In the middle of the 2020 COVID shutdown, Seattle missed an opportunity to celebrate a remarkable achievement. With completion of the Bell Street protected bike lane and implementation of the Stay Healthy Street through the Bell Street Park, Seattle had fully connected a downtown protected bike route. For the first time, it became possible to bike all the way through the heart of downtown without needing to mix with car traffic.
Unfortunately, there was bigger news at the time, and many downtown workers were working from home. So this monumental achievement many years in the making went by without fanfare. But it’s still an incredible asset to our city, and one deserving of a belated celebration. Because there are a lot of people in our city who are not interested in mixing with cars in busy downtown traffic, and they may be very excited to learn that they no longer need to.
The protected bike route network through downtown keeps growing, with 4th Avenue now connected through Bell Street, providing a connection to City Hall. And the connection from 2nd Avenue to 5th Avenue in the International District brings the downtown network very close to the new Jose Rizal Bridge bike lanes to Beacon Hill and the Mountains to Sound Trail. The Pike Street bike lane are still missing a couple blocks near the Convention Center, but then they connect all the way to the Broadway Bikeway, which goes all the way to Yesler Terrace. It’s becoming a real network.
To highlight one example of what is now possible, I created this short video of a bike ride from Gas Works Park to Pike Place Market. The entire trip takes place on trails, protected bike lanes and very slow streets like the Bell Street Park and Pike Place. I think this route is viable for people of all ages and abilities. Think about that! This was barely a dream ten years ago. And thanks to an enormous amount of work by a lot of people, now it’s here.
Awesome. Now show us the route to downtown from Brighton Field in Rainier Valley ‘Using Only Trails, Protected Bike Lanes And Very Slow Streets.’
The closest thing you’ll get to that is using the very circuitous Rainier Valley North / South Greenway to Judkins Park, then taking the I-90 Mountains to Sound trail to the Jose P. Rizal bridge. Definitely not all ages all abilities, in particular through Columbia City and the ID, but certainly better than it was before the greenway.
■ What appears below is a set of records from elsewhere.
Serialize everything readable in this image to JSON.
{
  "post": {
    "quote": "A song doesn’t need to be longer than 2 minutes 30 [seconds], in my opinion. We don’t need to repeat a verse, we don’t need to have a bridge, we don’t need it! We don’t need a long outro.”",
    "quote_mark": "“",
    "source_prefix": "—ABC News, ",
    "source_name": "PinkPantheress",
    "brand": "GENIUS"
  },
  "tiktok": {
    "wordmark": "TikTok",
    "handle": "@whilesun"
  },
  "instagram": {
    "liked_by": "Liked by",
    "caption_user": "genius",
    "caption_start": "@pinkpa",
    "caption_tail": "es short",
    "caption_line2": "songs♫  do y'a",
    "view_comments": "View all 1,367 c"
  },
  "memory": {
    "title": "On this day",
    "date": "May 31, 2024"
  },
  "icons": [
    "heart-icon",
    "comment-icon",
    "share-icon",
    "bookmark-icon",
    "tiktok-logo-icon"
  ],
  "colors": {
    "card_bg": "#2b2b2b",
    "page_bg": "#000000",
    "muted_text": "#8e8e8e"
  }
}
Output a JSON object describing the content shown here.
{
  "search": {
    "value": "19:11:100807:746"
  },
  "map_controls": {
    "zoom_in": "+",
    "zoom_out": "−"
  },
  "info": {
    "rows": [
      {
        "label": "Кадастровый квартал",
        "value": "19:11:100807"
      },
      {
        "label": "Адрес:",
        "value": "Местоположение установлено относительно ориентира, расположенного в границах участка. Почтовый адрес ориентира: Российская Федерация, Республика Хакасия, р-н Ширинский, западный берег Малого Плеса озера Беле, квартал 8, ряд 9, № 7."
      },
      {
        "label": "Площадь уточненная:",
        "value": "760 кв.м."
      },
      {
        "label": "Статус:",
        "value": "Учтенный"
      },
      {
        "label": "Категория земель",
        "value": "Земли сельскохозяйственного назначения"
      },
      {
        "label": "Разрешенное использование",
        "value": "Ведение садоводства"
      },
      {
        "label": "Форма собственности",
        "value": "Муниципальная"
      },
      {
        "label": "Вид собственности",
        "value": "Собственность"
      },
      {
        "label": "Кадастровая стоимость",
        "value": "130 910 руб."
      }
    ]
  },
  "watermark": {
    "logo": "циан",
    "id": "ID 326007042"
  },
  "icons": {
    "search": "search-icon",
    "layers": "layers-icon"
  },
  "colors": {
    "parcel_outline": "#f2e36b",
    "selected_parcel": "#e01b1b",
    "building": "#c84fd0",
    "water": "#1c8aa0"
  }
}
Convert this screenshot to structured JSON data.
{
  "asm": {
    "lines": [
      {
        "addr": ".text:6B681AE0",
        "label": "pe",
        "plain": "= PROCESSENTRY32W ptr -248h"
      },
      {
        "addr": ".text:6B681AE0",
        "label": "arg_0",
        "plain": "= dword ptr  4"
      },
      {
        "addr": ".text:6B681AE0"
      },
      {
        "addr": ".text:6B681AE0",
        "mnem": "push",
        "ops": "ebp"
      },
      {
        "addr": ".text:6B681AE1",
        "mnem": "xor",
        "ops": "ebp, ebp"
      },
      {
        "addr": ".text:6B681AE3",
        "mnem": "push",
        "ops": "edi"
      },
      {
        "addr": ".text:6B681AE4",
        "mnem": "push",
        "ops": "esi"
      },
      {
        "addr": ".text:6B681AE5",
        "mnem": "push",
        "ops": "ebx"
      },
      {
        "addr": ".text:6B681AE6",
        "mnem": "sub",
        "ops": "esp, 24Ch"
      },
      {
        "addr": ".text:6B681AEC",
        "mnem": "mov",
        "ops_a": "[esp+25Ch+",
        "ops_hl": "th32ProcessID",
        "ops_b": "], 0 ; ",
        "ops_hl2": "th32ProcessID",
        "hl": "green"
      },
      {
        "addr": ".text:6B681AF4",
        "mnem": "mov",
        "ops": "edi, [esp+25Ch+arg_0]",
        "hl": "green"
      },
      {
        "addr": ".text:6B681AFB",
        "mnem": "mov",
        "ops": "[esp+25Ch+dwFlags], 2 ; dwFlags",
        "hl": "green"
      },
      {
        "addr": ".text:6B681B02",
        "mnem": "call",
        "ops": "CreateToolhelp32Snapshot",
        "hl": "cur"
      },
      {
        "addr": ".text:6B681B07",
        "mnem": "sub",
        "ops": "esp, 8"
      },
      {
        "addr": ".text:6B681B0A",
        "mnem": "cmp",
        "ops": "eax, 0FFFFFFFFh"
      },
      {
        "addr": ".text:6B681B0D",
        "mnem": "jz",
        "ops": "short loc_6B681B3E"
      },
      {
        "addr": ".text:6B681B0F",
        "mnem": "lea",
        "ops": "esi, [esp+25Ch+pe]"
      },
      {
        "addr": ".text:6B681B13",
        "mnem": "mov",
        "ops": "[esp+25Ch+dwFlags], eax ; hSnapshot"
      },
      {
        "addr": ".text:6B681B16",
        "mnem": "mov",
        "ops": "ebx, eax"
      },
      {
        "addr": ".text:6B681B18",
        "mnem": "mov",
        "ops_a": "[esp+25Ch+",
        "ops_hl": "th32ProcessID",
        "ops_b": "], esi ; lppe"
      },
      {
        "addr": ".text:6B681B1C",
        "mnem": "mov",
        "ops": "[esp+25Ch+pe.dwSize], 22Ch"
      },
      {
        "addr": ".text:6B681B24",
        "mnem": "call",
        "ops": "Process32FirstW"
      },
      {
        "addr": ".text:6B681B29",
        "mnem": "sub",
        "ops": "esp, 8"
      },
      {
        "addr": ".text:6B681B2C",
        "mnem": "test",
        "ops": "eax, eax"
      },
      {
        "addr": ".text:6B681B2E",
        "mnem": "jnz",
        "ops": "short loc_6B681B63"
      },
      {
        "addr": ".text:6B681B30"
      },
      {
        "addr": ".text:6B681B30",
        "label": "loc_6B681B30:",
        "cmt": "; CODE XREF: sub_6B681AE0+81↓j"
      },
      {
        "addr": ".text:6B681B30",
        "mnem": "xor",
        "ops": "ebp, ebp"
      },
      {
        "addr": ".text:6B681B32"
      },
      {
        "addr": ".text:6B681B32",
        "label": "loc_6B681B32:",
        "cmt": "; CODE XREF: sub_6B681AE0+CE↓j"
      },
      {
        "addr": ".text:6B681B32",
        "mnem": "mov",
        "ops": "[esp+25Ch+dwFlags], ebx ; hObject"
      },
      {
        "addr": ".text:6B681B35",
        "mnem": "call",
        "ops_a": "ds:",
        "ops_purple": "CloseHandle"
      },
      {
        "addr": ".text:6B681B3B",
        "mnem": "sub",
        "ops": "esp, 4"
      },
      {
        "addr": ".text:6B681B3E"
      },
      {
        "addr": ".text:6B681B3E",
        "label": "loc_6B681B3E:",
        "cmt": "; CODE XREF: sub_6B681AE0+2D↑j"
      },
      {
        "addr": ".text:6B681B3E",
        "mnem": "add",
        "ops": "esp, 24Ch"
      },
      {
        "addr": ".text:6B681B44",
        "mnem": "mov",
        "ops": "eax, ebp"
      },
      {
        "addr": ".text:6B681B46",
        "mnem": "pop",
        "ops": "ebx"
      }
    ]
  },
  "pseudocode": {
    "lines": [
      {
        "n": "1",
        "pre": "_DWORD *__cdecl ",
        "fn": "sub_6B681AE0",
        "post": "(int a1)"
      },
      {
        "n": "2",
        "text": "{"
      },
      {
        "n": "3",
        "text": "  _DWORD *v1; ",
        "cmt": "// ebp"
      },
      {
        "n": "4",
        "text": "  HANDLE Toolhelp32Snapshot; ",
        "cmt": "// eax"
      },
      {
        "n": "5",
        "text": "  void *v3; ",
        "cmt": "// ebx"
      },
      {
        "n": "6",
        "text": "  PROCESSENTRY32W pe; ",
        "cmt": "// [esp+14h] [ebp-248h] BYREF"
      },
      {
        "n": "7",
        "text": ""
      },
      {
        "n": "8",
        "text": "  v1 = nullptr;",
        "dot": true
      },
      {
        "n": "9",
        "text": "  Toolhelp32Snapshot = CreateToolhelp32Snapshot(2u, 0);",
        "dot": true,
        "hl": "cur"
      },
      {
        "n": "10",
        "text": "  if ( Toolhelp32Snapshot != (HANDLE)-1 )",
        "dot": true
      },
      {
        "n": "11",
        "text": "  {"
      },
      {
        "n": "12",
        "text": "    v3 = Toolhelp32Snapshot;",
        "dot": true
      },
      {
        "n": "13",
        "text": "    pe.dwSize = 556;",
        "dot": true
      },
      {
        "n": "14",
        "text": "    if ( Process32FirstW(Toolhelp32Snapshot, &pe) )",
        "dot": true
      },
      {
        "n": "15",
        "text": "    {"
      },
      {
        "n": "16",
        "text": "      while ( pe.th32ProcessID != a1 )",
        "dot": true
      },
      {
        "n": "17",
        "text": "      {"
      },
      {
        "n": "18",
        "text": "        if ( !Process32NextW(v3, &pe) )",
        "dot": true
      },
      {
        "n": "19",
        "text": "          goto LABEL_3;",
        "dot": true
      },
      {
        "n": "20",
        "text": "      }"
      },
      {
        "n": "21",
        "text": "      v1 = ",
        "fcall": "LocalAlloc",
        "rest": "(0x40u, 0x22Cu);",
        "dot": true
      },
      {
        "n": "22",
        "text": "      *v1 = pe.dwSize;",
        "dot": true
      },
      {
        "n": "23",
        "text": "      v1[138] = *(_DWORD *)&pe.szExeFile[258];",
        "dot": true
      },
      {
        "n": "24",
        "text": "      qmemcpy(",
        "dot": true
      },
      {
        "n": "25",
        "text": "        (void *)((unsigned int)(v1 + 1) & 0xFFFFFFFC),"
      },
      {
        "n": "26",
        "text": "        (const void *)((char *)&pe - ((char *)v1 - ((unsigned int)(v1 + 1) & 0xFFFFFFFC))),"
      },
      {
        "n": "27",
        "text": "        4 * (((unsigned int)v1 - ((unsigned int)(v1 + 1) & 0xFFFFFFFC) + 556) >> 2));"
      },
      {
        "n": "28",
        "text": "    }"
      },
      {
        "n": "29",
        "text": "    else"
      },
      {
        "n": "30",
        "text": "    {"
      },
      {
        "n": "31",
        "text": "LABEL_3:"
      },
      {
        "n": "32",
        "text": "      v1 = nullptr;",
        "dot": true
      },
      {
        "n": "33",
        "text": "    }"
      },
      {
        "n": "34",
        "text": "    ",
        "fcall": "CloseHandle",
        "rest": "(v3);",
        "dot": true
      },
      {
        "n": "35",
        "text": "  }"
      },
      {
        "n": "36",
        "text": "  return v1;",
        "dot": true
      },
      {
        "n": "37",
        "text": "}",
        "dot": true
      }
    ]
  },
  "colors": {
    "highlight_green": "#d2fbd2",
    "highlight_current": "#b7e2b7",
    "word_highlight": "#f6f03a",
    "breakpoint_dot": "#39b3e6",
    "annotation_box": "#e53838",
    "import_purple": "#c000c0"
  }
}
I’ve nearly given up on hoping for meaningful safe infrastructure improvements in SE Seattle. I’m waiting to see if Harrell will torpedo SDOT’s plan to study walking / rolling / bicycling improvements to Lake Washington Blvd. His decision to terminate Zimbabwe doesn’t fill me with confidence. The bike lanes we do have don’t connect to anything and just spit you out abruptly into traffic.
Very cool video. One thing to add that would be nice is text overlays that show which streets to and from your are turning. Getting the visual landmarks from the video along with instructions would be very helpful.